“We are gathering information and concerns,” he said.
One thing he hopes the district is doing is identifying staff and employees who are at the highest risk for complications from COVID-19 and trying to accommodate them as much as possible.
“If we start there, there will be less stress on everyone moving forward,” Capo said.
One important factor that looms over all decisions is money.
In early June, the HISD board of trustees voted 7-2 to pass a $2 billion budget for 2020-21, which includes a $34.4 million salary and benefits package as well as an increase in employer contribution to health insurance premiums for employees.
District VIII trustee Judith Cruz said the budget is for brick-and-mortar school and will probably have to be revisited and amended with revised plans. She said the administration will make plans before the end of the month. And by all accounts, those plans will be expensive.
What is a budget blow for the district is the $1.29 billion that Texas expects to receive from the federal elementary and secondary school emergency relief fund, where most of the money was to be sent to school districts based on their student poverty rates, will now be retained by the state, which has seen its own revenues decline sharply in recent months with the downturn in oil and gas.
“They are supplanting instead of supplementing,” said Cruz, explaining that the district will get its regular funding out of the federal CARES Act funds, instead of getting the CARES Act money on top of what the Texas Legislature promised last session.

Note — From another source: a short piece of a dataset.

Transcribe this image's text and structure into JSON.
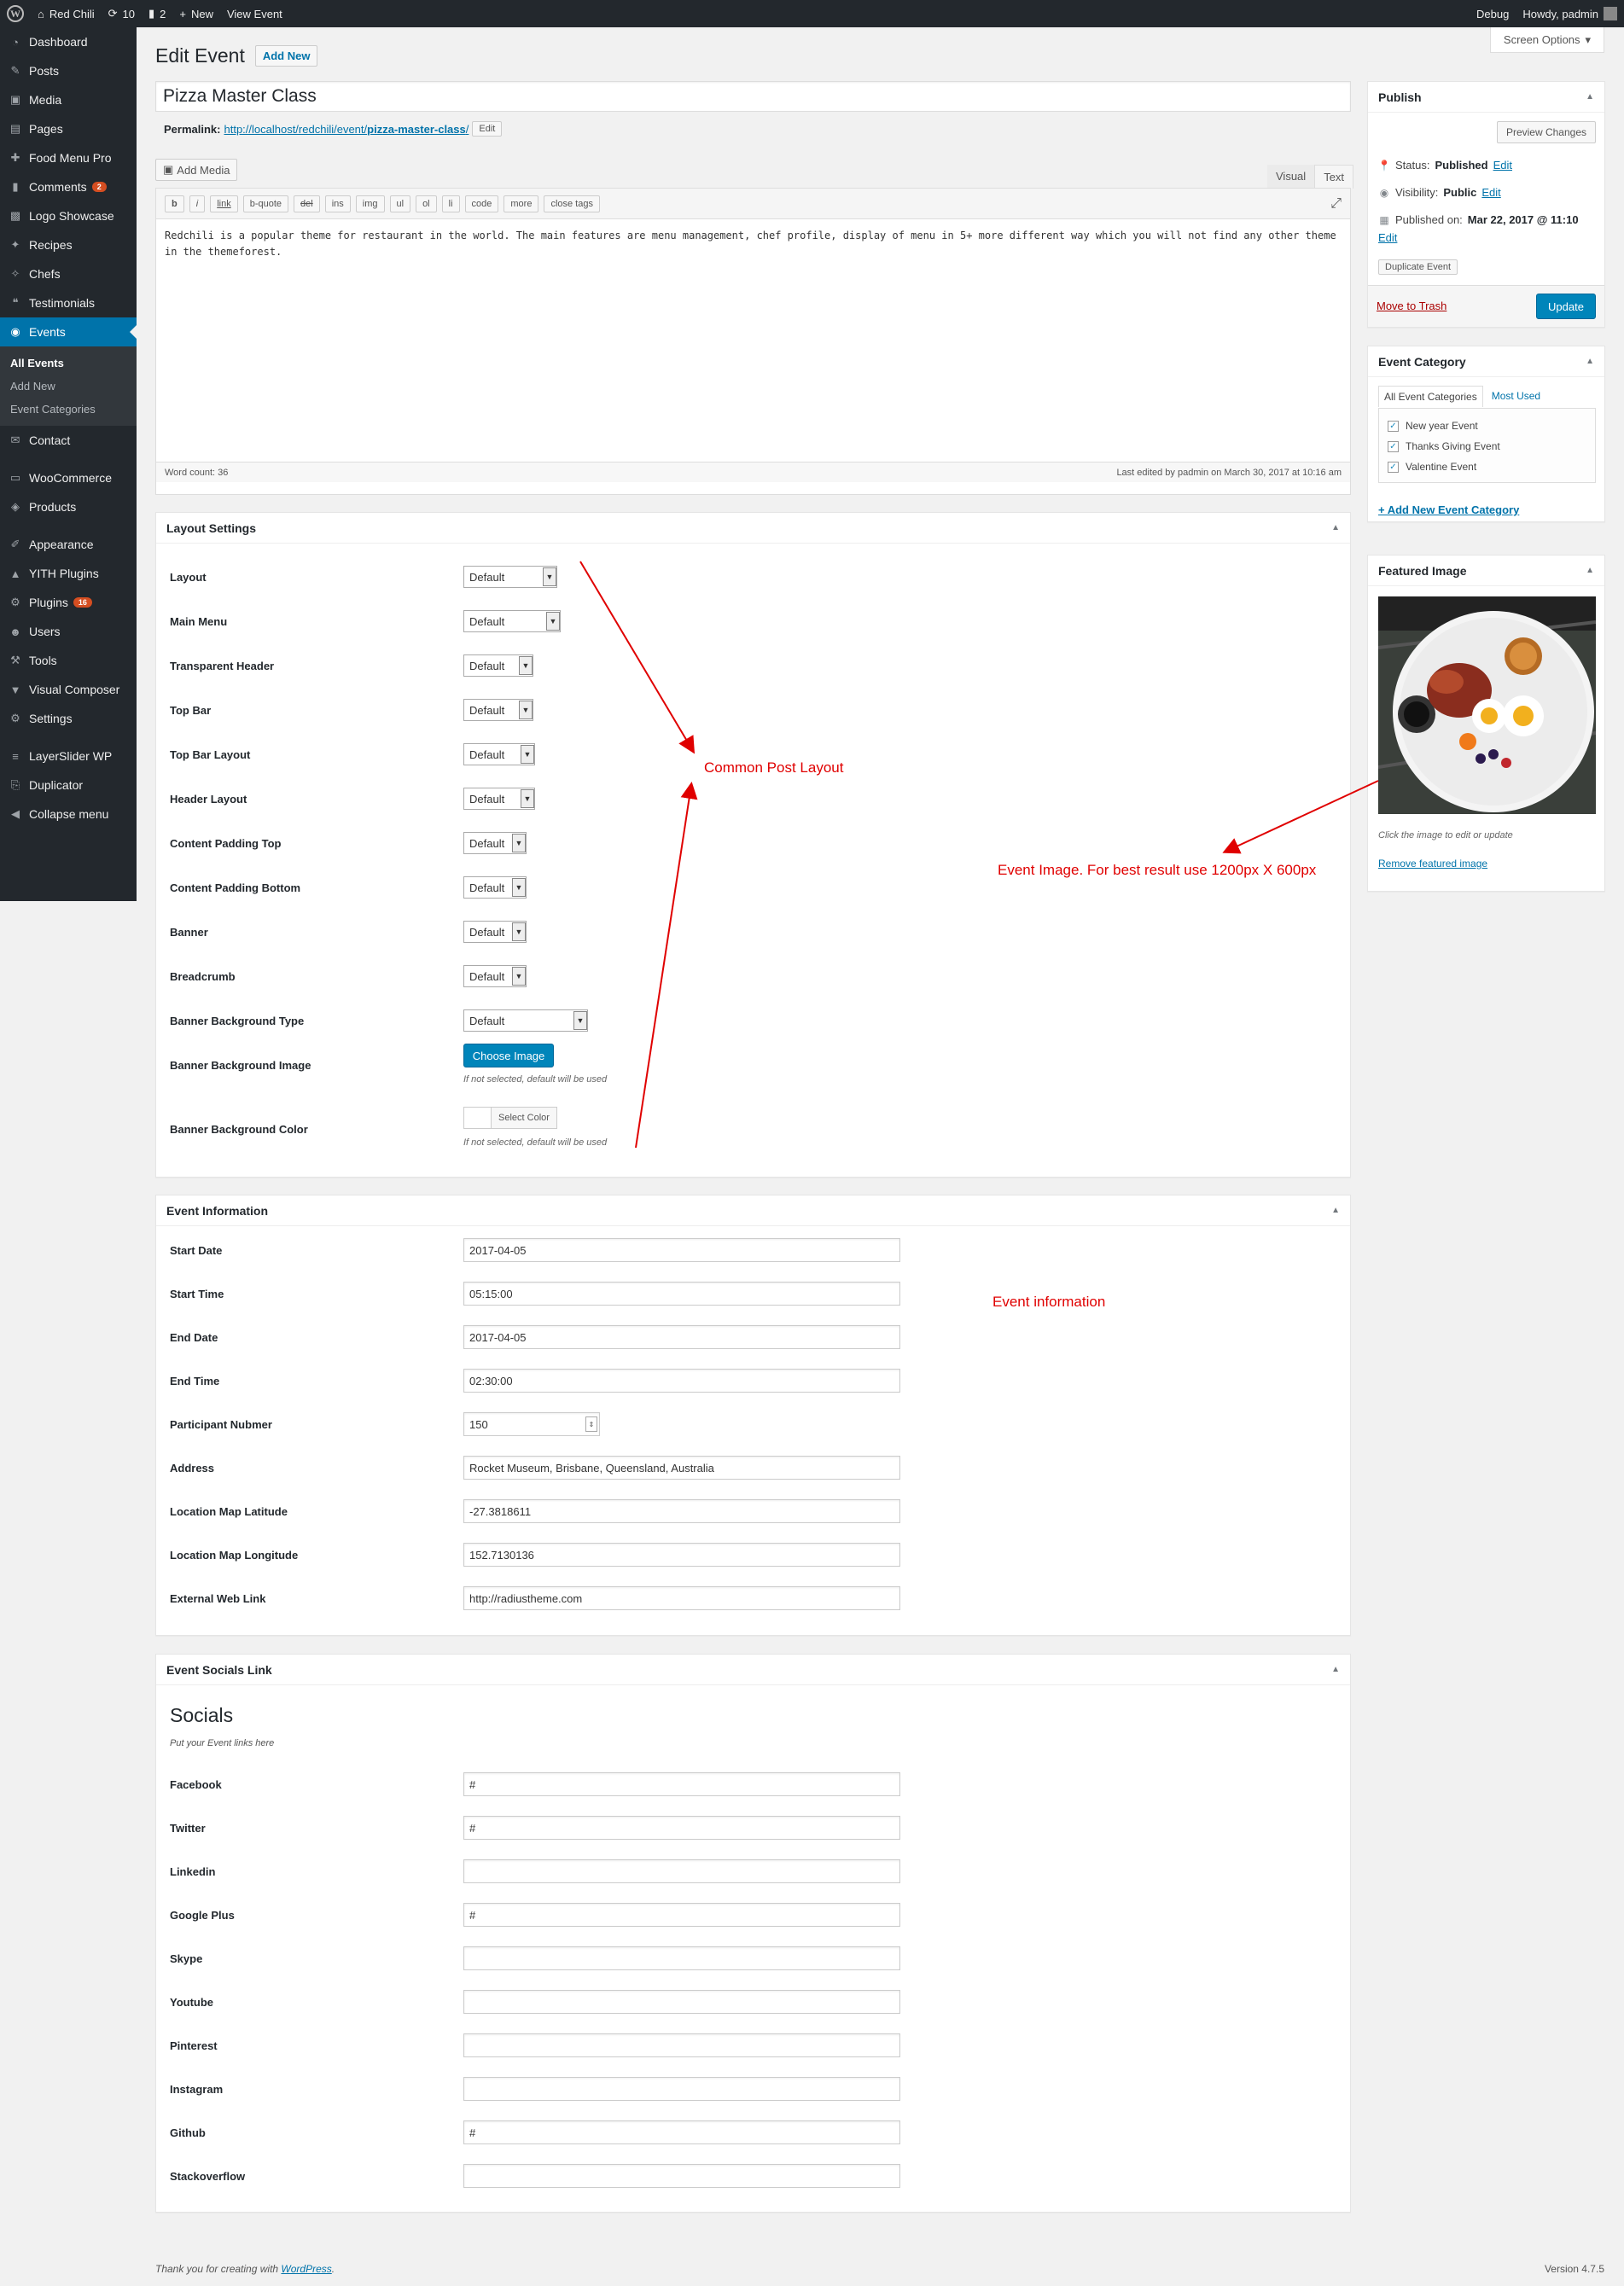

“There is some ambiguity of the way the law was written at the federal level,” Cruz said. “But (districts) in other states are seeing that money.”